* _How to complete this task_
The full listing should be reproduced exactly as it appears.

* _The records_
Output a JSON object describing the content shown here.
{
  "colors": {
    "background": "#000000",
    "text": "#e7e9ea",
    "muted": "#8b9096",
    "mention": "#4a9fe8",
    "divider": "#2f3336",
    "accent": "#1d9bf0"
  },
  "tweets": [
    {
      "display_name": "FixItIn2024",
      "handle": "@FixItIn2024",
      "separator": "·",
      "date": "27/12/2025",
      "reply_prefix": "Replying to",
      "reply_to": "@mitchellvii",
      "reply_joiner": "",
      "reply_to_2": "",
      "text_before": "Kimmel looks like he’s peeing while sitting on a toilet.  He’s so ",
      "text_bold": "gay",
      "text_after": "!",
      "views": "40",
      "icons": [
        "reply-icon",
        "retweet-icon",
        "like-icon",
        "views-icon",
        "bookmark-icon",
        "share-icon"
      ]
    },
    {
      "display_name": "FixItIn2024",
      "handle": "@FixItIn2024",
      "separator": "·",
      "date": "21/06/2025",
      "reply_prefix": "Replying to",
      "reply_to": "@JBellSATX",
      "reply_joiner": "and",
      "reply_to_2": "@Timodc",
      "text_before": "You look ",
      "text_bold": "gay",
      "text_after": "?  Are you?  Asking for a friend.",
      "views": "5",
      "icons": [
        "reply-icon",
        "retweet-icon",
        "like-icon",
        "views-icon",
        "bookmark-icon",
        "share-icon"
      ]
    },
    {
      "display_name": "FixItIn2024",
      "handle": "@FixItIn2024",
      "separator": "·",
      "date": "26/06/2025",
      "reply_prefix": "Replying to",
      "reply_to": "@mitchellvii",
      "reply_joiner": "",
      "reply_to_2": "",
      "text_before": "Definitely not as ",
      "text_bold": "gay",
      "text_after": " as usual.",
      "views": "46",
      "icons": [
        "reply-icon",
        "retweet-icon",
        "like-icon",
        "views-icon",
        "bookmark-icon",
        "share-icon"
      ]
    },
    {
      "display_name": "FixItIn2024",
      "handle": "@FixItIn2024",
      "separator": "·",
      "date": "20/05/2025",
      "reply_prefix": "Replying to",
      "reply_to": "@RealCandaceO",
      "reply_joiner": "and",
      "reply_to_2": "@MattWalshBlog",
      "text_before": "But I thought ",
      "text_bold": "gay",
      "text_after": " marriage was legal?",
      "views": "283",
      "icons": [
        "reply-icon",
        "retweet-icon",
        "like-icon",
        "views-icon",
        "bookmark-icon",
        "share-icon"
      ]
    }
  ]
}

* _Output of the exercise_
Output a JSON object describing the content shown here.
{
  "colors": {
    "background": "#000000",
    "text": "#e7e9ea",
    "muted": "#8b9096",
    "mention": "#4a9fe8",
    "divider": "#2f3336",
    "accent": "#1d9bf0"
  },
  "tweets": [
    {
      "display_name": "FixItIn2024",
      "handle": "@FixItIn2024",
      "separator": "·",
      "date": "27/12/2025",
      "reply_prefix": "Replying to",
      "reply_to": "@mitchellvii",
      "reply_joiner": "",
      "reply_to_2": "",
      "text_before": "Kimmel looks like he’s peeing while sitting on a toilet.  He’s so ",
      "text_bold": "gay",
      "text_after": "!",
      "views": "40",
      "icons": [
        "reply-icon",
        "retweet-icon",
        "like-icon",
        "views-icon",
        "bookmark-icon",
        "share-icon"
      ]
    },
    {
      "display_name": "FixItIn2024",
      "handle": "@FixItIn2024",
      "separator": "·",
      "date": "21/06/2025",
      "reply_prefix": "Replying to",
      "reply_to": "@JBellSATX",
      "reply_joiner": "and",
      "reply_to_2": "@Timodc",
      "text_before": "You look ",
      "text_bold": "gay",
      "text_after": "?  Are you?  Asking for a friend.",
      "views": "5",
      "icons": [
        "reply-icon",
        "retweet-icon",
        "like-icon",
        "views-icon",
        "bookmark-icon",
        "share-icon"
      ]
    },
    {
      "display_name": "FixItIn2024",
      "handle": "@FixItIn2024",
      "separator": "·",
      "date": "26/06/2025",
      "reply_prefix": "Replying to",
      "reply_to": "@mitchellvii",
      "reply_joiner": "",
      "reply_to_2": "",
      "text_before": "Definitely not as ",
      "text_bold": "gay",
      "text_after": " as usual.",
      "views": "46",
      "icons": [
        "reply-icon",
        "retweet-icon",
        "like-icon",
        "views-icon",
        "bookmark-icon",
        "share-icon"
      ]
    },
    {
      "display_name": "FixItIn2024",
      "handle": "@FixItIn2024",
      "separator": "·",
      "date": "20/05/2025",
      "reply_prefix": "Replying to",
      "reply_to": "@RealCandaceO",
      "reply_joiner": "and",
      "reply_to_2": "@MattWalshBlog",
      "text_before": "But I thought ",
      "text_bold": "gay",
      "text_after": " marriage was legal?",
      "views": "283",
      "icons": [
        "reply-icon",
        "retweet-icon",
        "like-icon",
        "views-icon",
        "bookmark-icon",
        "share-icon"
      ]
    }
  ]
}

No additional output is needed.